Wolfowitz’s only error, Bacevich says, was indiscretion. “He openly suggested that calculations of power and self-interest rather than altruism and high ideals provided the proper basis for framing strategy,” he writes. “No other responsible official in the Bush administration -- or in the successive administrations of Bill Clinton and the younger Bush -- repeated his mistake.”

American values
Of course, most Americans think of U.S. economic expansionism as being good for countries with which we do business, and as generally encouraging respect for human rights around the world. Bacevich doesn’t debate those points, but he says if other nations benefit from American foreign policy, it is “at best incidental.” And in American Empire, he points out that humanitarian explanations for U.S. military deployments -- think Bosnia and Kosovo -- more often than not simply do not hold water, and he sketches the ulterior political and economic motives that likely influenced several recent interventions.

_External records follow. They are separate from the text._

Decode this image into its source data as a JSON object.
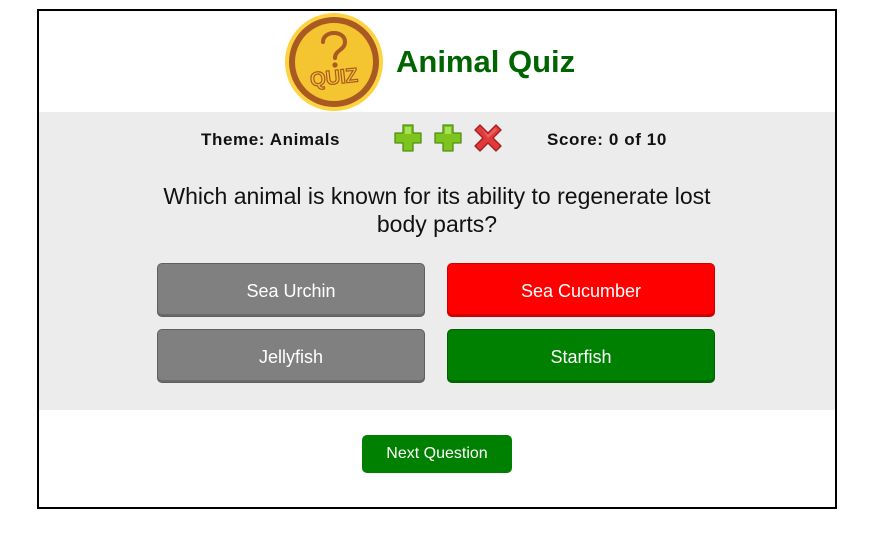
{
  "header": {
    "logo_text": "QUIZ",
    "title": "Animal Quiz"
  },
  "status": {
    "theme_label": "Theme: Animals",
    "score_label": "Score: 0 of 10",
    "indicators": [
      {
        "icon": "plus-icon",
        "color": "#7dc51e"
      },
      {
        "icon": "plus-icon",
        "color": "#7dc51e"
      },
      {
        "icon": "close-icon",
        "color": "#e03a3a"
      }
    ]
  },
  "question": {
    "text": "Which animal is known for its ability to regenerate lost body parts?"
  },
  "answers": [
    {
      "label": "Sea Urchin",
      "state": "neutral"
    },
    {
      "label": "Sea Cucumber",
      "state": "wrong"
    },
    {
      "label": "Jellyfish",
      "state": "neutral"
    },
    {
      "label": "Starfish",
      "state": "correct"
    }
  ],
  "actions": {
    "next_label": "Next Question"
  },
  "colors": {
    "title": "#006400",
    "panel": "#ececec",
    "neutral": "#808080",
    "wrong": "#ff0000",
    "correct": "#008000",
    "logo_gold": "#f5c431"
  }
}
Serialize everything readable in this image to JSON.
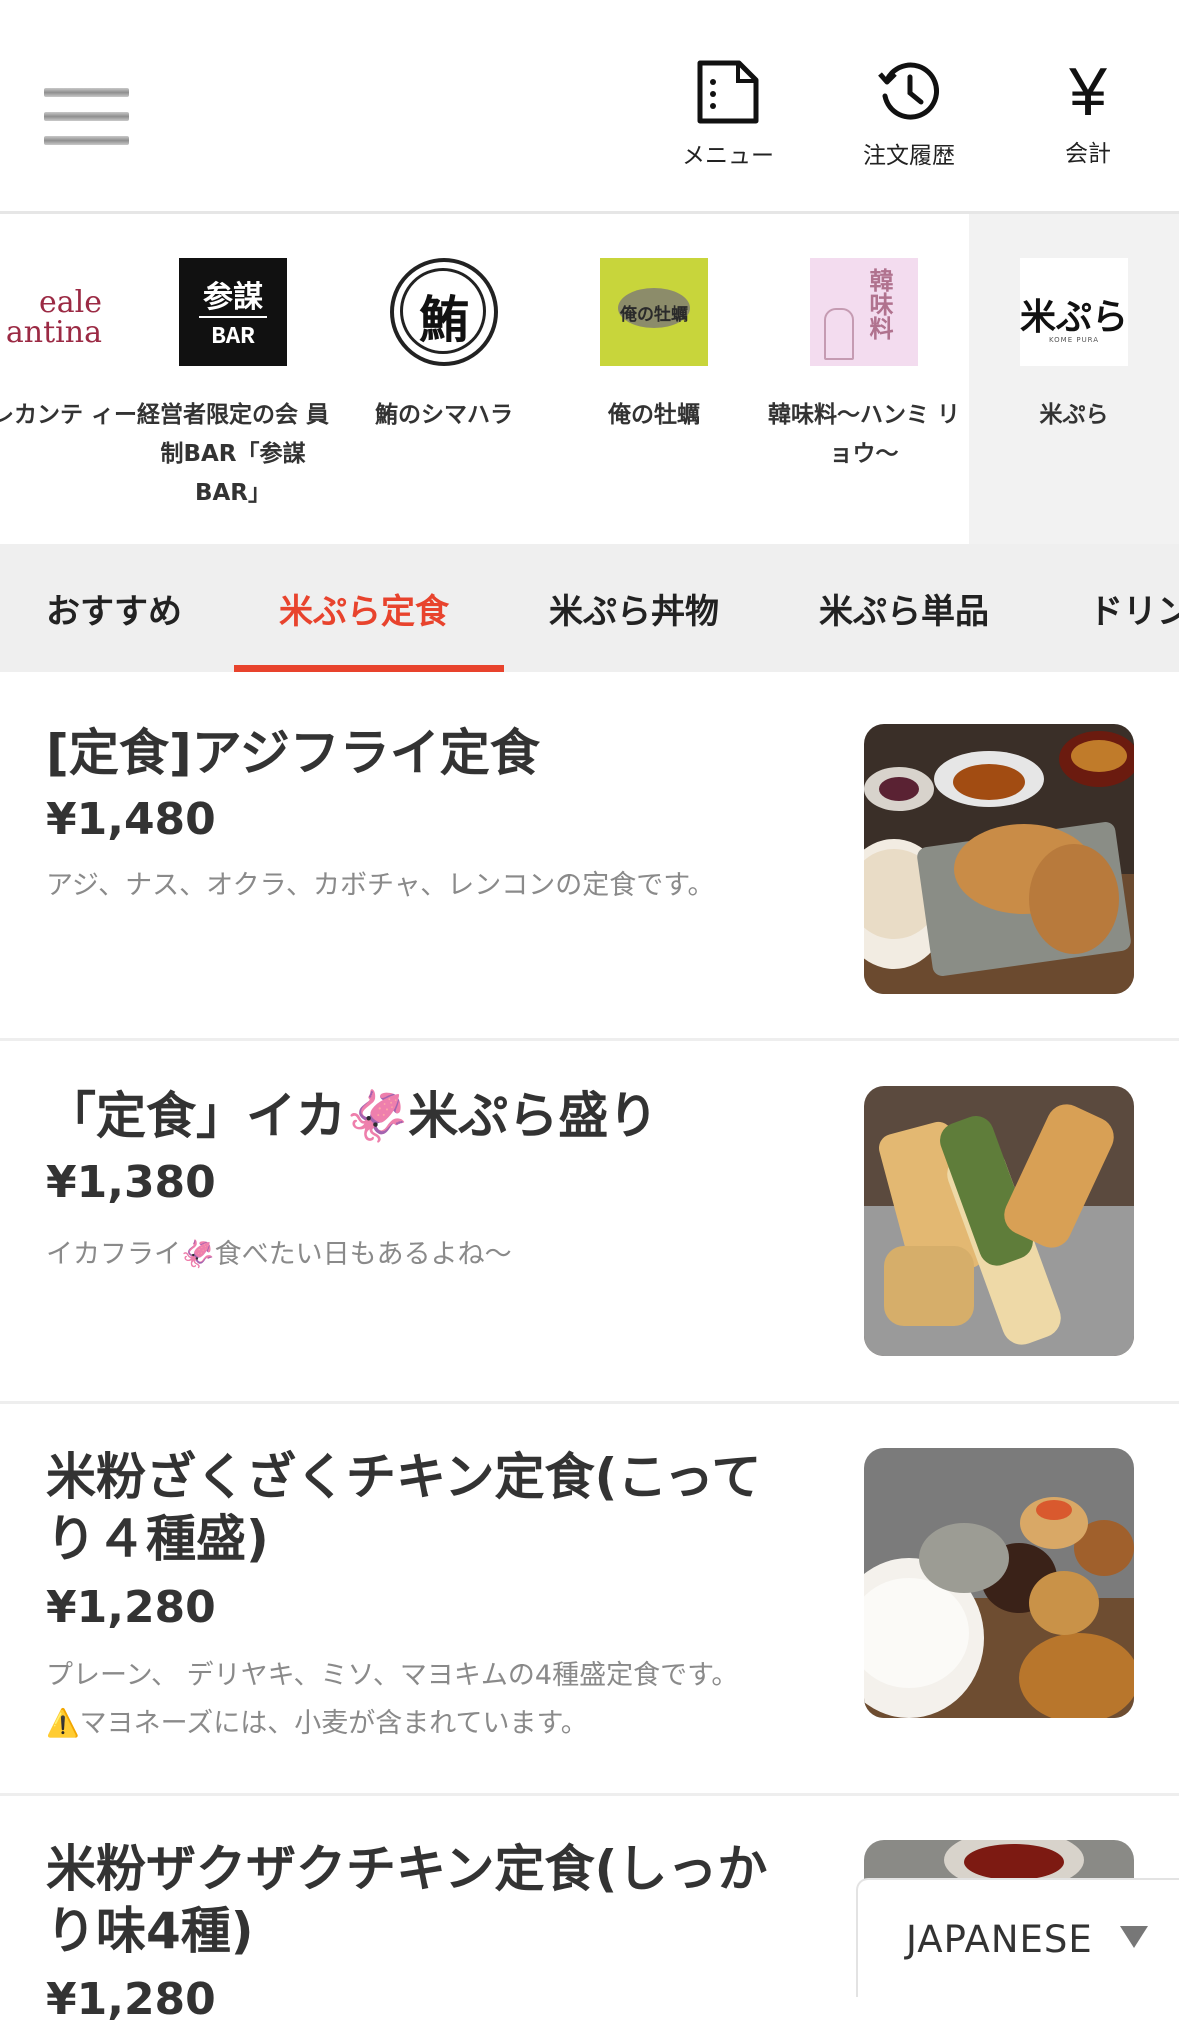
{
  "header": {
    "menu_label": "メニュー",
    "history_label": "注文履歴",
    "checkout_label": "会計",
    "yen_symbol": "¥"
  },
  "shops": [
    {
      "name": "ーレカンテ ィーナ",
      "logo_text": "eale antina"
    },
    {
      "name": "経営者限定の会 員制BAR「参謀 BAR」",
      "logo_text": "参謀 BAR"
    },
    {
      "name": "鮪のシマハラ",
      "logo_text": "鮪"
    },
    {
      "name": "俺の牡蠣",
      "logo_text": "俺の牡蠣"
    },
    {
      "name": "韓味料〜ハンミ リョウ〜",
      "logo_text": "韓味料"
    },
    {
      "name": "米ぷら",
      "logo_text": "米ぷら"
    }
  ],
  "tabs": [
    {
      "label": "おすすめ",
      "active": false
    },
    {
      "label": "米ぷら定食",
      "active": true
    },
    {
      "label": "米ぷら丼物",
      "active": false
    },
    {
      "label": "米ぷら単品",
      "active": false
    },
    {
      "label": "ドリン",
      "active": false
    }
  ],
  "items": [
    {
      "title": "[定食]アジフライ定食",
      "price": "¥1,480",
      "desc": "アジ、ナス、オクラ、カボチャ、レンコンの定食です。"
    },
    {
      "title": "「定食」イカ🦑米ぷら盛り",
      "price": "¥1,380",
      "desc": "イカフライ🦑食べたい日もあるよね〜"
    },
    {
      "title": "米粉ざくざくチキン定食(こってり４種盛)",
      "price": "¥1,280",
      "desc": "プレーン、 デリヤキ、ミソ、マヨキムの4種盛定食です。",
      "desc2": "⚠️マヨネーズには、小麦が含まれています。"
    },
    {
      "title": "米粉ザクザクチキン定食(しっかり味4種)",
      "price": "¥1,280"
    }
  ],
  "language": {
    "selected": "JAPANESE"
  },
  "colors": {
    "accent": "#e8432d",
    "text": "#333333",
    "muted": "#8a8a8a"
  }
}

Bacevich also argues that because the United States today finds it relatively easy to squeeze other nations into participating in a world economy defined on U.S. terms doesn’t make it a good idea. While many countries accept America’s economic dominance, he says, plenty do not, either for passionate ideological or religious reasons, or simply because they have notions of directly competing with the United States economically, rather than cooperating with us.

That fact has serious implications for U.S. security, Bacevich says. “It’s striking to me that 16 months after such an unbelievably catastrophic and horrific event as 9/11, we’ve just sort of absorbed it and moved on,” he says. “That event should have told us that there is concerted resistance to our global enterprise.

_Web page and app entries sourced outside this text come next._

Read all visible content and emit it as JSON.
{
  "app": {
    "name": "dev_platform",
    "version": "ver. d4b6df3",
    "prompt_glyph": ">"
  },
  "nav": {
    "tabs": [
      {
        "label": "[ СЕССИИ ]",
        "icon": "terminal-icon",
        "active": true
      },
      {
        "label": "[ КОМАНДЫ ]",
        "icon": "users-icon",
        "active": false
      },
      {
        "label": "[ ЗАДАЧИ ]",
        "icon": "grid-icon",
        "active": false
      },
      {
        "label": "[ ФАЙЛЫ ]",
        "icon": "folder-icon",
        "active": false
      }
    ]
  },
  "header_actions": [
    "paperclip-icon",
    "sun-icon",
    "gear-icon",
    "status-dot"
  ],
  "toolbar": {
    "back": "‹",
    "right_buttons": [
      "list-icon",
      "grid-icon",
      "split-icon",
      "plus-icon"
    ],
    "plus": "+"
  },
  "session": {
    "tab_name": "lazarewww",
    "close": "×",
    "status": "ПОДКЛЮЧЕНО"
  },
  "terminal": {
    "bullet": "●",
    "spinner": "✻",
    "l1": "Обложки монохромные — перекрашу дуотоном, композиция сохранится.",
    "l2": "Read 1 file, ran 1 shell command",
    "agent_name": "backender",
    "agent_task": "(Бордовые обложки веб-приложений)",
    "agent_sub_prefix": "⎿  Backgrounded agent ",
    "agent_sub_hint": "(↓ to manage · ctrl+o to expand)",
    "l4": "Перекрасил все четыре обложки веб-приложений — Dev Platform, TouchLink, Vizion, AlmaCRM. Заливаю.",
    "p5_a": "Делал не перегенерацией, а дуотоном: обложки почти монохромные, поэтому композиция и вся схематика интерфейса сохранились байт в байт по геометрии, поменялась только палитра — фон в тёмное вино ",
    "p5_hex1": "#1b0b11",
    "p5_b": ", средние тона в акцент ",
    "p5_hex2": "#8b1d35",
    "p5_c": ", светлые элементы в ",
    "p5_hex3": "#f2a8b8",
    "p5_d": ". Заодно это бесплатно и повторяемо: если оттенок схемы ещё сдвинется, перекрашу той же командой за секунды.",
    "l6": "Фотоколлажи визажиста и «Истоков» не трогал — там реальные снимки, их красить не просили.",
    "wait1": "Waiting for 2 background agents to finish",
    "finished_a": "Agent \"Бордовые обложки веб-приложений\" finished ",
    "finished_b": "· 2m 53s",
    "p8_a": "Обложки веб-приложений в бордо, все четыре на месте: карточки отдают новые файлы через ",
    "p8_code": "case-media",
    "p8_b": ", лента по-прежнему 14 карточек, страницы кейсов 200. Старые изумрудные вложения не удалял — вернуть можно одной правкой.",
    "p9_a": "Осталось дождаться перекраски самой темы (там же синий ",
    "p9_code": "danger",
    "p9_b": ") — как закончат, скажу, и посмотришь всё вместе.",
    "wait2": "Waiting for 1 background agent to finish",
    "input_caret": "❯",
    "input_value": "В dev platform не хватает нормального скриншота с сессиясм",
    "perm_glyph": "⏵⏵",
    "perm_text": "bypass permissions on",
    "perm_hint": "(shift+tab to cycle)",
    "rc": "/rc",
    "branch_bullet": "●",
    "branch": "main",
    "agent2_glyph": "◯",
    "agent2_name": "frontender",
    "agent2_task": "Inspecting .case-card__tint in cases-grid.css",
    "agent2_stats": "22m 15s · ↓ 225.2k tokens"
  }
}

“There also are serious moral questions we need to consider as an empire, such as what our obligations are to people around the world and whether it is the purpose of our empire to do the greatest amount of good for the greatest number of people,” Bacevich continues. “And if our empire is based upon American ideals and freedoms we insist are universal, that seems to suggest our empire has no limits, and we need to ask ourselves how wise that notion is. Will that sort of thinking lead to an empire that is sustainable, for example, or to one that will weaken itself by being too ambitious?”

Barnes and Noble at BU will hold a reading and book signing by Andrew Bacevich at 7 p.m. on Wednesday, January 22, in the fifth floor reading room, 660 Beacon St., Boston. For more information, call 617-267-8484.


17 January 2003
Boston University
Office of University Relations